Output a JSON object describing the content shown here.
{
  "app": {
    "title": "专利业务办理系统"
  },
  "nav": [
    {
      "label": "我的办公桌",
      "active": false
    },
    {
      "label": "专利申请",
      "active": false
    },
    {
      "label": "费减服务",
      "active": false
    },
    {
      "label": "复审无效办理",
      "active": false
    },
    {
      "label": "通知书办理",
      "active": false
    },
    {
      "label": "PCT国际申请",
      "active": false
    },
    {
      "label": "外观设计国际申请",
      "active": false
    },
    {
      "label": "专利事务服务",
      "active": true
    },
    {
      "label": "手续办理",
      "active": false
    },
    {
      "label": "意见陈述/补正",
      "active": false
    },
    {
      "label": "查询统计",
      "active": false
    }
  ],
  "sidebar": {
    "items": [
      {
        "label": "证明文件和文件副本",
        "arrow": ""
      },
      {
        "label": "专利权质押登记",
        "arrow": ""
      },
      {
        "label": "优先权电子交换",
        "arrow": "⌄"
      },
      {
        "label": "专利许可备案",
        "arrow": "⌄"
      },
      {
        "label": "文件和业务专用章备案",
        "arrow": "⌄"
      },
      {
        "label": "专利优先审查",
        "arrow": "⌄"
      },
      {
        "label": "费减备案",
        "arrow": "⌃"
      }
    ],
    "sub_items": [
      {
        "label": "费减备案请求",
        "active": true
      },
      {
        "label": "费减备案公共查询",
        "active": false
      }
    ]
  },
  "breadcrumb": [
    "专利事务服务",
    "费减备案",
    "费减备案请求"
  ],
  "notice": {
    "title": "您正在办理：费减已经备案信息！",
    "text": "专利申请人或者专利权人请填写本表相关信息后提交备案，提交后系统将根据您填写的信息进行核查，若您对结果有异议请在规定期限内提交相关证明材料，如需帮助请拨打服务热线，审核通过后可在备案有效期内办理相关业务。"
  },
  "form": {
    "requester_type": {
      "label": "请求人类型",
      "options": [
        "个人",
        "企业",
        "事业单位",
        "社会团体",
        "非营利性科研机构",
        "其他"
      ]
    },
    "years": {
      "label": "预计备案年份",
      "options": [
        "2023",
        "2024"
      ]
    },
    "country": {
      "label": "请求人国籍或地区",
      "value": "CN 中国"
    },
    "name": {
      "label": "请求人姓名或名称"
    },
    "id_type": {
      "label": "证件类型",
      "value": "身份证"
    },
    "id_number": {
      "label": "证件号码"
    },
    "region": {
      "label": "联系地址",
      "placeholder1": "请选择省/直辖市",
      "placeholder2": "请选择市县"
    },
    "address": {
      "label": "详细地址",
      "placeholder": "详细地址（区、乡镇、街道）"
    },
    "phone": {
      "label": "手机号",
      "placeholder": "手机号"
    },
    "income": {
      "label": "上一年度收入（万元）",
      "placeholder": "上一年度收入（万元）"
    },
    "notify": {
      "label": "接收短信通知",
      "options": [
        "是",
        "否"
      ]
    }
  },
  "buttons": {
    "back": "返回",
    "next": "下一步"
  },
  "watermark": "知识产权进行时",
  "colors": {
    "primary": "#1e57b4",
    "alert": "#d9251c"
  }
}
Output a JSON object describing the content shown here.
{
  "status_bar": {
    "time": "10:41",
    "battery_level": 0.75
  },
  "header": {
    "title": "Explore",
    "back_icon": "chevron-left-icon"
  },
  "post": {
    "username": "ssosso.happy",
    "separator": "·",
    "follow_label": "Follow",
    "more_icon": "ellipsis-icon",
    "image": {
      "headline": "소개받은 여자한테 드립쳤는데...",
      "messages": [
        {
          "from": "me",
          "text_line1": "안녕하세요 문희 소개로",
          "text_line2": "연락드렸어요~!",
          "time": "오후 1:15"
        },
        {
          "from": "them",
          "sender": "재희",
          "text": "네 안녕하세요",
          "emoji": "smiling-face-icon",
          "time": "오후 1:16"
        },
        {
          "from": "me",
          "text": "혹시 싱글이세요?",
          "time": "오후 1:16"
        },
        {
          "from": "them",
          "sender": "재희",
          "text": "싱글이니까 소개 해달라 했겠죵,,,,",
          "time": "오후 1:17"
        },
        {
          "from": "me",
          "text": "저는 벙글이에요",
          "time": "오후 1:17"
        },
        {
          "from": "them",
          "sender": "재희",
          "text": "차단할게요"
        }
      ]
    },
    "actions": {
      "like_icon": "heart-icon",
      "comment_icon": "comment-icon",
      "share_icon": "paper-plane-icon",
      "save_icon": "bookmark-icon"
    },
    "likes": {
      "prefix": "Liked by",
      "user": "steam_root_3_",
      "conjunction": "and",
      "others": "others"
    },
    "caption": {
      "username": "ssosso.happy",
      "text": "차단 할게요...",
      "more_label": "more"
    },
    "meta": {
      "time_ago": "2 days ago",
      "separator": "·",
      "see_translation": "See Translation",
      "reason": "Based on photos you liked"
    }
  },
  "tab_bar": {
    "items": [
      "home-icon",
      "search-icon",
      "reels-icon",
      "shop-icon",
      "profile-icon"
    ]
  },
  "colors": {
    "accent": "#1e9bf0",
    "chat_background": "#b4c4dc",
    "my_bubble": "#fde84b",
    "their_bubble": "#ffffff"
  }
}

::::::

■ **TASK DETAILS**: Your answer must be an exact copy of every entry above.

■ **ANSWER TO THE PROBLEM**:
Output a JSON object describing the content shown here.
{
  "app": {
    "title": "专利业务办理系统"
  },
  "nav": [
    {
      "label": "我的办公桌",
      "active": false
    },
    {
      "label": "专利申请",
      "active": false
    },
    {
      "label": "费减服务",
      "active": false
    },
    {
      "label": "复审无效办理",
      "active": false
    },
    {
      "label": "通知书办理",
      "active": false
    },
    {
      "label": "PCT国际申请",
      "active": false
    },
    {
      "label": "外观设计国际申请",
      "active": false
    },
    {
      "label": "专利事务服务",
      "active": true
    },
    {
      "label": "手续办理",
      "active": false
    },
    {
      "label": "意见陈述/补正",
      "active": false
    },
    {
      "label": "查询统计",
      "active": false
    }
  ],
  "sidebar": {
    "items": [
      {
        "label": "证明文件和文件副本",
        "arrow": ""
      },
      {
        "label": "专利权质押登记",
        "arrow": ""
      },
      {
        "label": "优先权电子交换",
        "arrow": "⌄"
      },
      {
        "label": "专利许可备案",
        "arrow": "⌄"
      },
      {
        "label": "文件和业务专用章备案",
        "arrow": "⌄"
      },
      {
        "label": "专利优先审查",
        "arrow": "⌄"
      },
      {
        "label": "费减备案",
        "arrow": "⌃"
      }
    ],
    "sub_items": [
      {
        "label": "费减备案请求",
        "active": true
      },
      {
        "label": "费减备案公共查询",
        "active": false
      }
    ]
  },
  "breadcrumb": [
    "专利事务服务",
    "费减备案",
    "费减备案请求"
  ],
  "notice": {
    "title": "您正在办理：费减已经备案信息！",
    "text": "专利申请人或者专利权人请填写本表相关信息后提交备案，提交后系统将根据您填写的信息进行核查，若您对结果有异议请在规定期限内提交相关证明材料，如需帮助请拨打服务热线，审核通过后可在备案有效期内办理相关业务。"
  },
  "form": {
    "requester_type": {
      "label": "请求人类型",
      "options": [
        "个人",
        "企业",
        "事业单位",
        "社会团体",
        "非营利性科研机构",
        "其他"
      ]
    },
    "years": {
      "label": "预计备案年份",
      "options": [
        "2023",
        "2024"
      ]
    },
    "country": {
      "label": "请求人国籍或地区",
      "value": "CN 中国"
    },
    "name": {
      "label": "请求人姓名或名称"
    },
    "id_type": {
      "label": "证件类型",
      "value": "身份证"
    },
    "id_number": {
      "label": "证件号码"
    },
    "region": {
      "label": "联系地址",
      "placeholder1": "请选择省/直辖市",
      "placeholder2": "请选择市县"
    },
    "address": {
      "label": "详细地址",
      "placeholder": "详细地址（区、乡镇、街道）"
    },
    "phone": {
      "label": "手机号",
      "placeholder": "手机号"
    },
    "income": {
      "label": "上一年度收入（万元）",
      "placeholder": "上一年度收入（万元）"
    },
    "notify": {
      "label": "接收短信通知",
      "options": [
        "是",
        "否"
      ]
    }
  },
  "buttons": {
    "back": "返回",
    "next": "下一步"
  },
  "watermark": "知识产权进行时",
  "colors": {
    "primary": "#1e57b4",
    "alert": "#d9251c"
  }
}
Output a JSON object describing the content shown here.
{
  "status_bar": {
    "time": "10:41",
    "battery_level": 0.75
  },
  "header": {
    "title": "Explore",
    "back_icon": "chevron-left-icon"
  },
  "post": {
    "username": "ssosso.happy",
    "separator": "·",
    "follow_label": "Follow",
    "more_icon": "ellipsis-icon",
    "image": {
      "headline": "소개받은 여자한테 드립쳤는데...",
      "messages": [
        {
          "from": "me",
          "text_line1": "안녕하세요 문희 소개로",
          "text_line2": "연락드렸어요~!",
          "time": "오후 1:15"
        },
        {
          "from": "them",
          "sender": "재희",
          "text": "네 안녕하세요",
          "emoji": "smiling-face-icon",
          "time": "오후 1:16"
        },
        {
          "from": "me",
          "text": "혹시 싱글이세요?",
          "time": "오후 1:16"
        },
        {
          "from": "them",
          "sender": "재희",
          "text": "싱글이니까 소개 해달라 했겠죵,,,,",
          "time": "오후 1:17"
        },
        {
          "from": "me",
          "text": "저는 벙글이에요",
          "time": "오후 1:17"
        },
        {
          "from": "them",
          "sender": "재희",
          "text": "차단할게요"
        }
      ]
    },
    "actions": {
      "like_icon": "heart-icon",
      "comment_icon": "comment-icon",
      "share_icon": "paper-plane-icon",
      "save_icon": "bookmark-icon"
    },
    "likes": {
      "prefix": "Liked by",
      "user": "steam_root_3_",
      "conjunction": "and",
      "others": "others"
    },
    "caption": {
      "username": "ssosso.happy",
      "text": "차단 할게요...",
      "more_label": "more"
    },
    "meta": {
      "time_ago": "2 days ago",
      "separator": "·",
      "see_translation": "See Translation",
      "reason": "Based on photos you liked"
    }
  },
  "tab_bar": {
    "items": [
      "home-icon",
      "search-icon",
      "reels-icon",
      "shop-icon",
      "profile-icon"
    ]
  },
  "colors": {
    "accent": "#1e9bf0",
    "chat_background": "#b4c4dc",
    "my_bubble": "#fde84b",
    "their_bubble": "#ffffff"
  }
}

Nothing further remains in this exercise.